##### Task input
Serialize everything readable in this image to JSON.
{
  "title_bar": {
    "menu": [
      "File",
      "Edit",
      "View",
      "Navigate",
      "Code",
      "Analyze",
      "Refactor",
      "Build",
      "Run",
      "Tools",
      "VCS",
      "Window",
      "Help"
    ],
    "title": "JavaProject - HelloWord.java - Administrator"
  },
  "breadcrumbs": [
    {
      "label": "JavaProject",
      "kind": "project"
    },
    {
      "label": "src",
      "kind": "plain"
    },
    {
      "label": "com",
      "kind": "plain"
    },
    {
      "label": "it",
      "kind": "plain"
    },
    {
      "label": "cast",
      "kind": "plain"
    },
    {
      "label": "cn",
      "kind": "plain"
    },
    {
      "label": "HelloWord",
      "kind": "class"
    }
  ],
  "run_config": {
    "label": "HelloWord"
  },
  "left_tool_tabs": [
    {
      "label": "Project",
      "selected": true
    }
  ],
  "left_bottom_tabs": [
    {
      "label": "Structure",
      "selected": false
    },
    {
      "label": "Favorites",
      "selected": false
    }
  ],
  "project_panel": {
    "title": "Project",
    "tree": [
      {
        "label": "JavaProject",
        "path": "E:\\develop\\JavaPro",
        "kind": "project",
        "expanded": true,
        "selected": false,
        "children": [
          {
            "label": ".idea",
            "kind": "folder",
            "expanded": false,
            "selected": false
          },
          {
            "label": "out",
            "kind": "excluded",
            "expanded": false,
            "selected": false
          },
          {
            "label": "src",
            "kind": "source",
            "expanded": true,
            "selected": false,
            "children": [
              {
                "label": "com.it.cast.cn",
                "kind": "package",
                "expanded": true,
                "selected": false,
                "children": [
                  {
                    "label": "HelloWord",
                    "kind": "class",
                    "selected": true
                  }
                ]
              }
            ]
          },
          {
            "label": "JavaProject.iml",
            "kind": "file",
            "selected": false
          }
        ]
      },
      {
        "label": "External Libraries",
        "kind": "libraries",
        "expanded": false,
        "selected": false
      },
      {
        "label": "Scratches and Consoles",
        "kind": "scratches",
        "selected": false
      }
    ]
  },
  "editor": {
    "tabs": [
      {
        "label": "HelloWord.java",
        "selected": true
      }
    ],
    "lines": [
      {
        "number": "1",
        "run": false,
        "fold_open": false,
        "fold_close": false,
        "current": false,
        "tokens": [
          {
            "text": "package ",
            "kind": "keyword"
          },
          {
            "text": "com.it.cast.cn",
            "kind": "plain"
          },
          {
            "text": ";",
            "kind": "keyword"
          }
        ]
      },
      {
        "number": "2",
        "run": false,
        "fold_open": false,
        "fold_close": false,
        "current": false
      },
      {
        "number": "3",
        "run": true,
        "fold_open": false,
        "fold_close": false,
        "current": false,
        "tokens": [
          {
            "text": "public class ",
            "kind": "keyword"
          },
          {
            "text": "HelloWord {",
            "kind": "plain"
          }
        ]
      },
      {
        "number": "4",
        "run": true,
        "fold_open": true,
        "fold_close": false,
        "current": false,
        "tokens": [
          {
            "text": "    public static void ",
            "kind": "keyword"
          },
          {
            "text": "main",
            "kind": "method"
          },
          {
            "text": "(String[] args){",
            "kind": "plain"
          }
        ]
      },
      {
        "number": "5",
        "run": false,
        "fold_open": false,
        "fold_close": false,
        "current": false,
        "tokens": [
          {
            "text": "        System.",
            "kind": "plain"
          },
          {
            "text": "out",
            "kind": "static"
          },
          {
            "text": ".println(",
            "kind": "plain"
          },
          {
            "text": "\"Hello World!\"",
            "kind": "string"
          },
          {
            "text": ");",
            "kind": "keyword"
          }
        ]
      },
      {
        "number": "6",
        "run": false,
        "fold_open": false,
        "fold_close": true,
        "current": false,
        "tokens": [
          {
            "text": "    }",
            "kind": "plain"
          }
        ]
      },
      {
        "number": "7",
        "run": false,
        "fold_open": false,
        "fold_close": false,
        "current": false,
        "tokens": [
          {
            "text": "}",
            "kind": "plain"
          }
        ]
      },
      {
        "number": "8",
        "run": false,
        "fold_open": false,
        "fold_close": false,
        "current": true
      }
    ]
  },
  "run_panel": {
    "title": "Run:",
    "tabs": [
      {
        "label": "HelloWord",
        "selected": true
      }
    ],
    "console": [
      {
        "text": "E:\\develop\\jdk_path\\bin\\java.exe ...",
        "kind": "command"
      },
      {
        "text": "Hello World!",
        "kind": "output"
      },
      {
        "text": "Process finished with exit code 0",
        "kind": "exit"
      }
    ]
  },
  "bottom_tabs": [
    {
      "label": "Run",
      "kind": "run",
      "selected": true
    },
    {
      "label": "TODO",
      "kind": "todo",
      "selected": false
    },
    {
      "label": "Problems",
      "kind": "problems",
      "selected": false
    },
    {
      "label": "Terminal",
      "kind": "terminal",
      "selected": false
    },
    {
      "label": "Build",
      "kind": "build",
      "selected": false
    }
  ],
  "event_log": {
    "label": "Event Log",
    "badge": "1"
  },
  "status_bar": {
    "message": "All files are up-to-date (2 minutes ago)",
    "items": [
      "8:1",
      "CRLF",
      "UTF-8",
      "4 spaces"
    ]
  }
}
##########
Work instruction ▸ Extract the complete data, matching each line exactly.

Answer to this task ▸
Serialize everything readable in this image to JSON.
{
  "title_bar": {
    "menu": [
      "File",
      "Edit",
      "View",
      "Navigate",
      "Code",
      "Analyze",
      "Refactor",
      "Build",
      "Run",
      "Tools",
      "VCS",
      "Window",
      "Help"
    ],
    "title": "JavaProject - HelloWord.java - Administrator"
  },
  "breadcrumbs": [
    {
      "label": "JavaProject",
      "kind": "project"
    },
    {
      "label": "src",
      "kind": "plain"
    },
    {
      "label": "com",
      "kind": "plain"
    },
    {
      "label": "it",
      "kind": "plain"
    },
    {
      "label": "cast",
      "kind": "plain"
    },
    {
      "label": "cn",
      "kind": "plain"
    },
    {
      "label": "HelloWord",
      "kind": "class"
    }
  ],
  "run_config": {
    "label": "HelloWord"
  },
  "left_tool_tabs": [
    {
      "label": "Project",
      "selected": true
    }
  ],
  "left_bottom_tabs": [
    {
      "label": "Structure",
      "selected": false
    },
    {
      "label": "Favorites",
      "selected": false
    }
  ],
  "project_panel": {
    "title": "Project",
    "tree": [
      {
        "label": "JavaProject",
        "path": "E:\\develop\\JavaPro",
        "kind": "project",
        "expanded": true,
        "selected": false,
        "children": [
          {
            "label": ".idea",
            "kind": "folder",
            "expanded": false,
            "selected": false
          },
          {
            "label": "out",
            "kind": "excluded",
            "expanded": false,
            "selected": false
          },
          {
            "label": "src",
            "kind": "source",
            "expanded": true,
            "selected": false,
            "children": [
              {
                "label": "com.it.cast.cn",
                "kind": "package",
                "expanded": true,
                "selected": false,
                "children": [
                  {
                    "label": "HelloWord",
                    "kind": "class",
                    "selected": true
                  }
                ]
              }
            ]
          },
          {
            "label": "JavaProject.iml",
            "kind": "file",
            "selected": false
          }
        ]
      },
      {
        "label": "External Libraries",
        "kind": "libraries",
        "expanded": false,
        "selected": false
      },
      {
        "label": "Scratches and Consoles",
        "kind": "scratches",
        "selected": false
      }
    ]
  },
  "editor": {
    "tabs": [
      {
        "label": "HelloWord.java",
        "selected": true
      }
    ],
    "lines": [
      {
        "number": "1",
        "run": false,
        "fold_open": false,
        "fold_close": false,
        "current": false,
        "tokens": [
          {
            "text": "package ",
            "kind": "keyword"
          },
          {
            "text": "com.it.cast.cn",
            "kind": "plain"
          },
          {
            "text": ";",
            "kind": "keyword"
          }
        ]
      },
      {
        "number": "2",
        "run": false,
        "fold_open": false,
        "fold_close": false,
        "current": false
      },
      {
        "number": "3",
        "run": true,
        "fold_open": false,
        "fold_close": false,
        "current": false,
        "tokens": [
          {
            "text": "public class ",
            "kind": "keyword"
          },
          {
            "text": "HelloWord {",
            "kind": "plain"
          }
        ]
      },
      {
        "number": "4",
        "run": true,
        "fold_open": true,
        "fold_close": false,
        "current": false,
        "tokens": [
          {
            "text": "    public static void ",
            "kind": "keyword"
          },
          {
            "text": "main",
            "kind": "method"
          },
          {
            "text": "(String[] args){",
            "kind": "plain"
          }
        ]
      },
      {
        "number": "5",
        "run": false,
        "fold_open": false,
        "fold_close": false,
        "current": false,
        "tokens": [
          {
            "text": "        System.",
            "kind": "plain"
          },
          {
            "text": "out",
            "kind": "static"
          },
          {
            "text": ".println(",
            "kind": "plain"
          },
          {
            "text": "\"Hello World!\"",
            "kind": "string"
          },
          {
            "text": ");",
            "kind": "keyword"
          }
        ]
      },
      {
        "number": "6",
        "run": false,
        "fold_open": false,
        "fold_close": true,
        "current": false,
        "tokens": [
          {
            "text": "    }",
            "kind": "plain"
          }
        ]
      },
      {
        "number": "7",
        "run": false,
        "fold_open": false,
        "fold_close": false,
        "current": false,
        "tokens": [
          {
            "text": "}",
            "kind": "plain"
          }
        ]
      },
      {
        "number": "8",
        "run": false,
        "fold_open": false,
        "fold_close": false,
        "current": true
      }
    ]
  },
  "run_panel": {
    "title": "Run:",
    "tabs": [
      {
        "label": "HelloWord",
        "selected": true
      }
    ],
    "console": [
      {
        "text": "E:\\develop\\jdk_path\\bin\\java.exe ...",
        "kind": "command"
      },
      {
        "text": "Hello World!",
        "kind": "output"
      },
      {
        "text": "Process finished with exit code 0",
        "kind": "exit"
      }
    ]
  },
  "bottom_tabs": [
    {
      "label": "Run",
      "kind": "run",
      "selected": true
    },
    {
      "label": "TODO",
      "kind": "todo",
      "selected": false
    },
    {
      "label": "Problems",
      "kind": "problems",
      "selected": false
    },
    {
      "label": "Terminal",
      "kind": "terminal",
      "selected": false
    },
    {
      "label": "Build",
      "kind": "build",
      "selected": false
    }
  ],
  "event_log": {
    "label": "Event Log",
    "badge": "1"
  },
  "status_bar": {
    "message": "All files are up-to-date (2 minutes ago)",
    "items": [
      "8:1",
      "CRLF",
      "UTF-8",
      "4 spaces"
    ]
  }
}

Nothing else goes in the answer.